### What you will do
Keeping pictures out of the copy, restate each record word for word.
═══ Exercise data ═══
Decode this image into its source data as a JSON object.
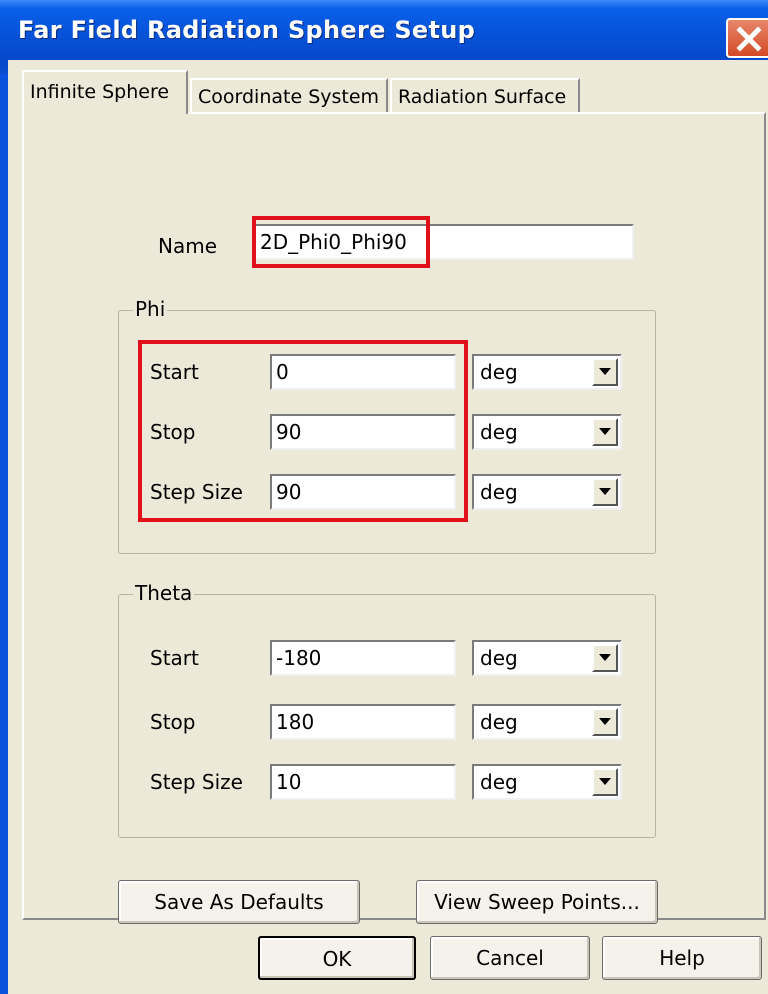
{
  "window": {
    "title": "Far Field Radiation Sphere Setup"
  },
  "tabs": [
    {
      "label": "Infinite Sphere",
      "active": true
    },
    {
      "label": "Coordinate System",
      "active": false
    },
    {
      "label": "Radiation Surface",
      "active": false
    }
  ],
  "name_field": {
    "label": "Name",
    "value": "2D_Phi0_Phi90"
  },
  "phi": {
    "title": "Phi",
    "rows": [
      {
        "label": "Start",
        "value": "0",
        "unit": "deg"
      },
      {
        "label": "Stop",
        "value": "90",
        "unit": "deg"
      },
      {
        "label": "Step Size",
        "value": "90",
        "unit": "deg"
      }
    ]
  },
  "theta": {
    "title": "Theta",
    "rows": [
      {
        "label": "Start",
        "value": "-180",
        "unit": "deg"
      },
      {
        "label": "Stop",
        "value": "180",
        "unit": "deg"
      },
      {
        "label": "Step Size",
        "value": "10",
        "unit": "deg"
      }
    ]
  },
  "buttons": {
    "save_defaults": "Save As Defaults",
    "view_sweep": "View Sweep Points...",
    "ok": "OK",
    "cancel": "Cancel",
    "help": "Help"
  },
  "colors": {
    "titlebar": "#0a52dd",
    "dialog_bg": "#ece9d8",
    "highlight": "#e2101a",
    "close": "#d44a26"
  }
}
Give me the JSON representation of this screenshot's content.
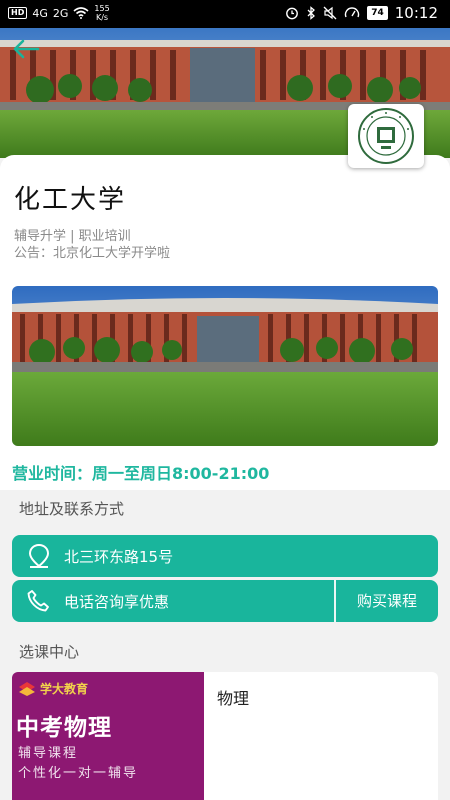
{
  "status_bar": {
    "network_badge": "HD",
    "signal_1": "4G",
    "signal_2": "2G",
    "speed_value": "155",
    "speed_unit": "K/s",
    "battery": "74",
    "time": "10:12"
  },
  "school": {
    "name": "化工大学",
    "tags": "辅导升学 | 职业培训",
    "notice": "公告：北京化工大学开学啦"
  },
  "business_hours": "营业时间：周一至周日8:00-21:00",
  "contact": {
    "section_title": "地址及联系方式",
    "address": "北三环东路15号",
    "phone_label": "电话咨询享优惠",
    "buy_label": "购买课程"
  },
  "courses": {
    "section_title": "选课中心",
    "items": [
      {
        "brand": "学大教育",
        "headline": "中考物理",
        "line1": "辅导课程",
        "line2": "个性化一对一辅导",
        "title": "物理"
      }
    ]
  },
  "colors": {
    "accent": "#19b59c",
    "accent_text": "#1fb79f",
    "course_bg": "#8d1872"
  },
  "icons": [
    "back-arrow-icon",
    "location-pin-icon",
    "phone-icon",
    "school-logo-icon",
    "brand-logo-icon"
  ]
}
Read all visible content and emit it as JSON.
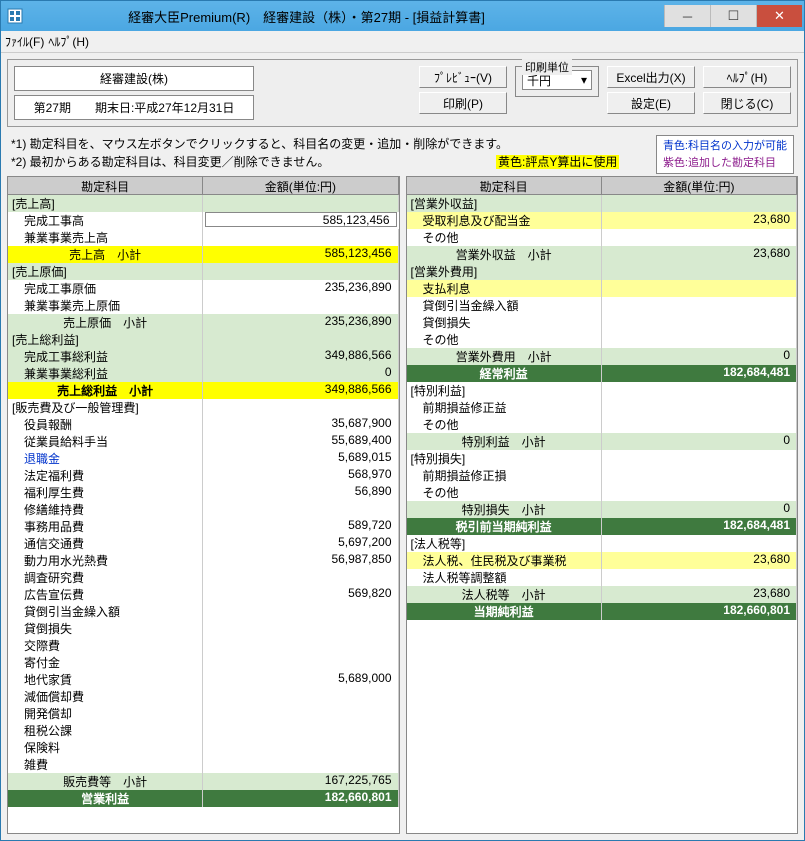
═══
### Answer to this exercise
Decode this image into its source data as a JSON object.
{
  "window": {
    "title": "Far Field Radiation Sphere Setup"
  },
  "tabs": [
    {
      "label": "Infinite Sphere",
      "active": true
    },
    {
      "label": "Coordinate System",
      "active": false
    },
    {
      "label": "Radiation Surface",
      "active": false
    }
  ],
  "name_field": {
    "label": "Name",
    "value": "2D_Phi0_Phi90"
  },
  "phi": {
    "title": "Phi",
    "rows": [
      {
        "label": "Start",
        "value": "0",
        "unit": "deg"
      },
      {
        "label": "Stop",
        "value": "90",
        "unit": "deg"
      },
      {
        "label": "Step Size",
        "value": "90",
        "unit": "deg"
      }
    ]
  },
  "theta": {
    "title": "Theta",
    "rows": [
      {
        "label": "Start",
        "value": "-180",
        "unit": "deg"
      },
      {
        "label": "Stop",
        "value": "180",
        "unit": "deg"
      },
      {
        "label": "Step Size",
        "value": "10",
        "unit": "deg"
      }
    ]
  },
  "buttons": {
    "save_defaults": "Save As Defaults",
    "view_sweep": "View Sweep Points...",
    "ok": "OK",
    "cancel": "Cancel",
    "help": "Help"
  },
  "colors": {
    "titlebar": "#0a52dd",
    "dialog_bg": "#ece9d8",
    "highlight": "#e2101a",
    "close": "#d44a26"
  }
}
Give me the JSON representation of this screenshot's content.
{
  "status_bar": {
    "network_badge": "HD",
    "signal_1": "4G",
    "signal_2": "2G",
    "speed_value": "155",
    "speed_unit": "K/s",
    "battery": "74",
    "time": "10:12"
  },
  "school": {
    "name": "化工大学",
    "tags": "辅导升学 | 职业培训",
    "notice": "公告：北京化工大学开学啦"
  },
  "business_hours": "营业时间：周一至周日8:00-21:00",
  "contact": {
    "section_title": "地址及联系方式",
    "address": "北三环东路15号",
    "phone_label": "电话咨询享优惠",
    "buy_label": "购买课程"
  },
  "courses": {
    "section_title": "选课中心",
    "items": [
      {
        "brand": "学大教育",
        "headline": "中考物理",
        "line1": "辅导课程",
        "line2": "个性化一对一辅导",
        "title": "物理"
      }
    ]
  },
  "colors": {
    "accent": "#19b59c",
    "accent_text": "#1fb79f",
    "course_bg": "#8d1872"
  },
  "icons": [
    "back-arrow-icon",
    "location-pin-icon",
    "phone-icon",
    "school-logo-icon",
    "brand-logo-icon"
  ]
}
Read all visible content and emit it as JSON.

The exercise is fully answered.